Hideaway Woods takes shape at Durham's Museum of Life and Science
Posted February 3, 2015
There's a big mess at the Museum of Life and Science, but this time kids in a science lab aren't behind it. Major construction work continues as crews build a new addition to the Durham museum.
Gone is the popular Loblolly Park, along with the aging wooden playground that kids have scrambled around for two decades. Added are the beginnings of eight new treehouses, a filtered stream and a tunnel under the museum's kiddie train tracks, which will serve as the entry and exit point for Hideaway Woods, a two-acre exhibit that opens this summer.
"What we're going to give back is a whole lot more spectacular," said Julie Rigby, the museum's vice president for external relations.
Hideaway Woods is part of a $3.9 million plan to add two major outdoor exhibits to the museum; a guest park to replace Loblolly Park; and classroom space for camps, field trips and other gatherings. Work on the park, where Loblolly Park once stood, is moving forward. The 2,000-square-foot classroom is under construction across Murray Avenue from the museum's main campus. And Earth Moves, another outdoor exhibit that will focus on earth sciences and construction, will open in 2017.
I toured the Hideaway Woods construction site with Rigby late last week as professional treehouse builders, who also are arborists, worked to construct bases and supports for the eight structures. The treehouses will rise five- to 18-feet off the ground and are supported by loblolly pines and sweetgum trees. The exhibit sits in a formerly undeveloped area of the museum's 84-acre campus that is surrounded by the train tracks.
Once complete, visitors will be able to climb up ladders into three or four of the treehouses. All eight will be connected by bridges and rope tunnels. In some cases, kids can get to the ground by zooming down a slide. The result will be a kind of village of treehouses that Rigby compared to either the Swiss Family Robinson or the Ewok villages in "Return of the Jedi."
While the treehouses will be a focal point for Hideaway Woods, they won't be the only draw.
Running through the center of the exhibit is a filtered stream with treated water, which kids can dam up, wade through, splash in and explore. At the top of the stream, there is access for kids in wheelchairs to reach the water. A new restroom building will include spaces for cleaning up and changing clothes.
And then there will be the 2,500-square-foot art installation made out of twigs that kids can run through and hide in. Patrick Dougherty, a noted North Carolina artist who has created similar structures around the world including at the N.C. Zoo, will be using nine truck loads of one-inch red maple saplings to building the piece starting this month.
For toddlers to preschoolers who are too young for the treehouses, the exhibit will include Explorers Crossing, a collection of huts that will sit off the ground. (Rigby said museum leaders expect the treehouses will be popular with kids between the ages of 4 to 5 and 8 to 10).
Hideaway Woods also will include some trails and other opportunities for visitors to explore nature and collect natural items to build their own twig huts, to dam up the stream or to just play.

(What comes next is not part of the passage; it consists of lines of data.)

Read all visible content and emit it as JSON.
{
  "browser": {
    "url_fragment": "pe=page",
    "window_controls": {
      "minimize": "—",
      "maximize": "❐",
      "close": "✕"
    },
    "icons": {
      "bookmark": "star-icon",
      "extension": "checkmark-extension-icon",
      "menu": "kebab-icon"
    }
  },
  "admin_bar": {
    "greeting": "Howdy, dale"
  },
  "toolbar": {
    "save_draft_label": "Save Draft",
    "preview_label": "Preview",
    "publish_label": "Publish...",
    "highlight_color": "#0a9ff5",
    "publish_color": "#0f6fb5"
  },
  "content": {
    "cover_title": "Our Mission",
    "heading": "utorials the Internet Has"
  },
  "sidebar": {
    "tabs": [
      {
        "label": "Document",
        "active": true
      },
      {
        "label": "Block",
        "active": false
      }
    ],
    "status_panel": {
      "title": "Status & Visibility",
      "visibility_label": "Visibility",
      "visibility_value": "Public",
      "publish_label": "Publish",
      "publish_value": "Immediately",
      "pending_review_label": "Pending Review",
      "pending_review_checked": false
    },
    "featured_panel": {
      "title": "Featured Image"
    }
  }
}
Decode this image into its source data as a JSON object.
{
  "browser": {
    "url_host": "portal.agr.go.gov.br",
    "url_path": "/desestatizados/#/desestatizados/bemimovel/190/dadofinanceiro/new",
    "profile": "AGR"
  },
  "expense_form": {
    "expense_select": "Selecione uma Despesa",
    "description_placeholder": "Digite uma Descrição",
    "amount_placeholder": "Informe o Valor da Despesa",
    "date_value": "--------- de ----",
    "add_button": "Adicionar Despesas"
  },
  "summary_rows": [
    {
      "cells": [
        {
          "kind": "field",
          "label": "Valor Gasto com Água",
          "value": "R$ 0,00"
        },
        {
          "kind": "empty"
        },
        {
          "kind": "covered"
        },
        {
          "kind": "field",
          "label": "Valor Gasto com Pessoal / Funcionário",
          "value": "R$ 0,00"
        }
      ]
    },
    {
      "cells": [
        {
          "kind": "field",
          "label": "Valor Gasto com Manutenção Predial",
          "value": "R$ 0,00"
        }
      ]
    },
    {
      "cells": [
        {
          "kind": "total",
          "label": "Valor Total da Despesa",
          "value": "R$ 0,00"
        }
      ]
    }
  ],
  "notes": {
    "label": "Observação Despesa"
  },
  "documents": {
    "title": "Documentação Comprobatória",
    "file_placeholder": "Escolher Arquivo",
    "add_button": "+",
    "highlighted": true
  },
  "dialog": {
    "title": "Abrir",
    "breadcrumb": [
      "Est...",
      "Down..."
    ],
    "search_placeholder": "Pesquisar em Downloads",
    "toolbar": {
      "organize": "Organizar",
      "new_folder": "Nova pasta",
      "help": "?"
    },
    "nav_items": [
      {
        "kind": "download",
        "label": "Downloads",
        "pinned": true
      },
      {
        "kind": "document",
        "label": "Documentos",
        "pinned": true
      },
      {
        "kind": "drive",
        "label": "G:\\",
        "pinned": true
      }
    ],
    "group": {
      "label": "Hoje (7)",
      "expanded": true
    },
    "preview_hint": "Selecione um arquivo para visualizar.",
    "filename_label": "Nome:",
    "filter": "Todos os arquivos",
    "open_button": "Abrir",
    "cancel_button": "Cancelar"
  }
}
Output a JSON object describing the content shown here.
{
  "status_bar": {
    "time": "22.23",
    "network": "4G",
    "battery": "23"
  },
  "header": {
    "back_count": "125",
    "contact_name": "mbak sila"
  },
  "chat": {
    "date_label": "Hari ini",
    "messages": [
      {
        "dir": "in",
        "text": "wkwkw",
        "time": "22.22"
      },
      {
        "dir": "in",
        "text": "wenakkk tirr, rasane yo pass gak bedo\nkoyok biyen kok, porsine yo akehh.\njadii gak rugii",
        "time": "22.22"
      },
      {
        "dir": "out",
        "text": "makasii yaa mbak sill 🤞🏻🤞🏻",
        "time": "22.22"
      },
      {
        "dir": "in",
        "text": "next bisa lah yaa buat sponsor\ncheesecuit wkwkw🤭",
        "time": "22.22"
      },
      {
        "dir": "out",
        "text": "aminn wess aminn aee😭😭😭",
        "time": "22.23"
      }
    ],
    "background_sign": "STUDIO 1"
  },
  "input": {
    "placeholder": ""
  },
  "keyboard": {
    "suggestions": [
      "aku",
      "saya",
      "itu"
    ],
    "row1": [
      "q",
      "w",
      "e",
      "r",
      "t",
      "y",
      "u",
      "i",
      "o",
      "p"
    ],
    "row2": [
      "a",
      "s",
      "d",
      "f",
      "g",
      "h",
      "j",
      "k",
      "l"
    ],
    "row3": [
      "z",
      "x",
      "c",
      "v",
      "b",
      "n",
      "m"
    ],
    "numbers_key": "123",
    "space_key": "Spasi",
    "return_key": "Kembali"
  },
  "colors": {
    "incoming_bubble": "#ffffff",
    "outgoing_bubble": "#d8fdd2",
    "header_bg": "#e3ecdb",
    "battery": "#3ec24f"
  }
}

"We want to get kids outside, playing in nature," Rigby said.
The short tunnel to enter Hideaway Woods through the train track embankment sits right next to the space once home to Loblolly Park. The museum plans to turn that space into a visitor park called Gateway Park with a place for snacking, meeting and resting. Kids will be able to play in a 900-square-foot sand play area and navigate a large rope climbing piece. Gateway Park will open when Hideaway Woods opens this summer.
So far, Rigby said the museum has raised about $2.6 million toward the $3.9 million price tag for the entire plan. The money comes from donations. No Durham County bond money will be used for the projects.
That budget also includes money for Earth Moves, which will take shape in a meadow near the museum's Catch the Wind exhibit in 2017. Earth Moves will include a freestanding waterfall and full-size, but stationary excavators., among other features. Kids will actually be able to operate the diggers on the trucks, Rigby said.
Pending weather and other construction delays, Hideaway Woods could open to the public in July. It will come about three years after the museum opened the popular Into the Mist exhibit with its mist dome, mogul field and rain tree.
Rigby said members and museum goers had been asking for upgrades to the Loblolly Park and more opportunities for outdoor play.
"Parents want to let their kids play outside, but where and how," Rigby said. "We can engineer things for it to be as safe as it's going to be."
If you've been planning a visit to the Durham museum, don't let construction keep you from visiting the museum. All of the museum's indoor exhibits, the butterfly house, dinosaur trail, farmyard, Into the Mist, Catch the Wind and Explore the Wild, with bears, lemurs and red wolves, remain open.
The museum, right now, is open 10 a.m. to 5 p.m., Tuesday through Saturday, and noon to 5 p.m., Sunday. It's closed on Mondays through March 9.
Stay tuned to Go Ask Mom for more updates about the progress.